Back To School: How To Help Your PYP Child Get Back On Track

Whether it’s transitioning into a new school or a new year, starting school can be pretty unsettling for your young ones. Apart from the fresh term jitters, jumping back into the routine with homework and classes might also be jarring, especially after days on end playing video games. But as parents, you can play a part to make this process easier for them. So to help cut back on their nerves, here are some tips for you to give your children a back-to-school boost!

Create a safe space

Unbeknownst to most of us, some children may not show their fear easily. Some of them could feel nervous about school but hide it exceptionally well. As a result, parents are slow to pick up on the signs. To ease any worries that your child might have about school, create a safe space to let them dispel their fears and reassure them to let them know they will do fine.

Creating a safe space could be as simple as starting a conversation after meals. Perhaps make it into a daily check-in, like asking them how their day at school went, whether they learnt anything new or exciting. Prompt them with a few of such questions and when they are ready, let them speak. Also, giving them an outlet to acknowledge their feelings lets them know that they are heard!

Having frequent conversations can let them know that you would be there whenever they would need some support. If you’re unsure how to start, consider speaking with your child’s homeroom teacher or even the school’s pastoral care department for tips and advice.

Do a goal setting exercise

Parents are always the child’s first teacher. They observe the way you walk, speak and even socialise. As their true role model, you can consider yourself in the prime position to lead them by example and set some goals alongside them.

The best time to start would be after the first week of school, when your child is just beginning to get back into the swing of things. Block out an afternoon that weekend dedicated to the goal-setting exercise. Some of the potential starting points could be what they aspire or hope to achieve during the new school term. You might be surprised by what they might come up with.

Knowing what your child would like to achieve could help you guide them better throughout the semester. You could also use the goal-setting to complement the daily check-in sessions, using their goals as a conversation topic and have a better idea of the direction you might want the check-ins to move in.

Fine-tune daily habits

Daily habits play a big part in our lives. Routines influence what we do in the near future, and the same goes for your child. Sometimes, it’s the little habits that can create a ripple effect and would be just enough to get your child into the right headspace.

For example, curating a healthy morning routine is a good start. Healthy habits include sleeping earlier to wake on time, leaving the television off in mornings and filling up on hearty breakfast before starting their day at school.
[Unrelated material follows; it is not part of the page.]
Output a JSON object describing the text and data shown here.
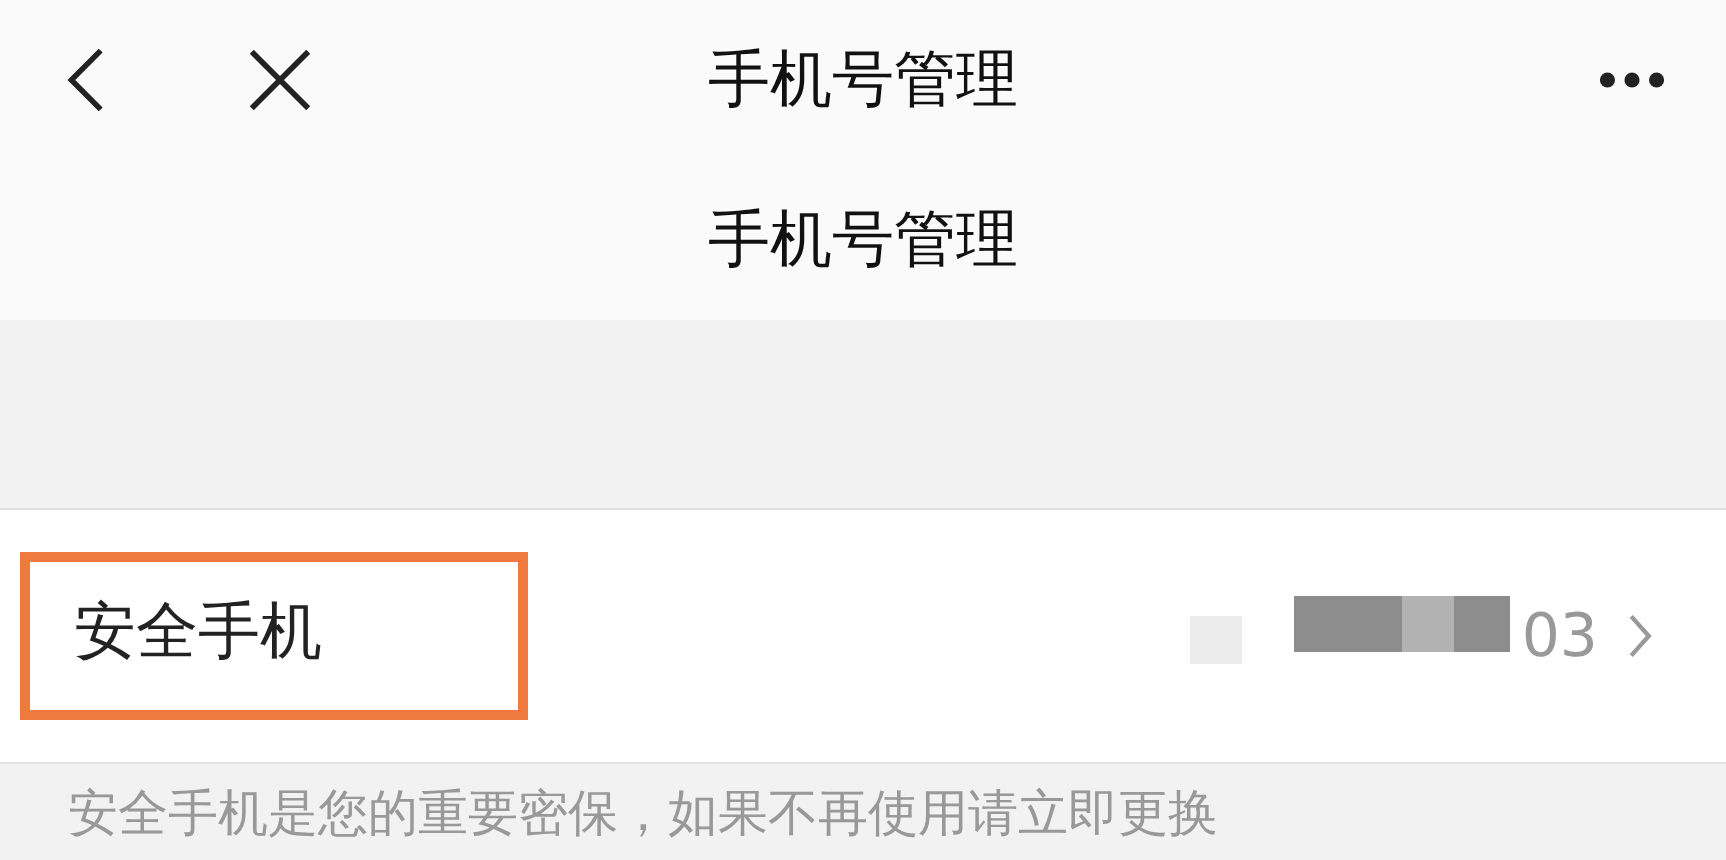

All of these habits can easily make the day more productive and are healthy for your child’s development. On weekends, you can even make it a point for outdoor family time and limit your child’s use of digital devices.

Participate in their learning

Being involved in their learning is not restricted to discussing the upcoming schedule or making choices together on their IB subjects list. Sometimes, participating in school activities alongside your child could have a greater impact, and they might appreciate your efforts as well! If it’s your child’s first day at school, attending orientation together could give them someone to talk to while exploring the new environment. You could also get a better understanding of the school’s approach to learning.

Attending school events also allows you to get to know the parents of your child’s schoolmates. You could coordinate day outings with other parents and arrange play dates that the kids will enjoy. As many school events are held virtually due to the pandemic, it might be even easier for you to attend for more information and to meet like-minded parents as well.

Additionally, if your child is enrolled in a bilingual programme, show your interest in speaking the foreign language with your child at home! Reading books and listening to music suitable for their level would be another way to encourage exploring the language together.

Conclusion

Even the boldest children can feel the jitters of a new school setting or term. But with these quick tips, you’re sure to let your little ones feel assured to start a new semester ready to learn with a positive mindset. Have yet to find the perfect international school in Singapore to support your child’s learning needs? Enquire about their PYP programme today!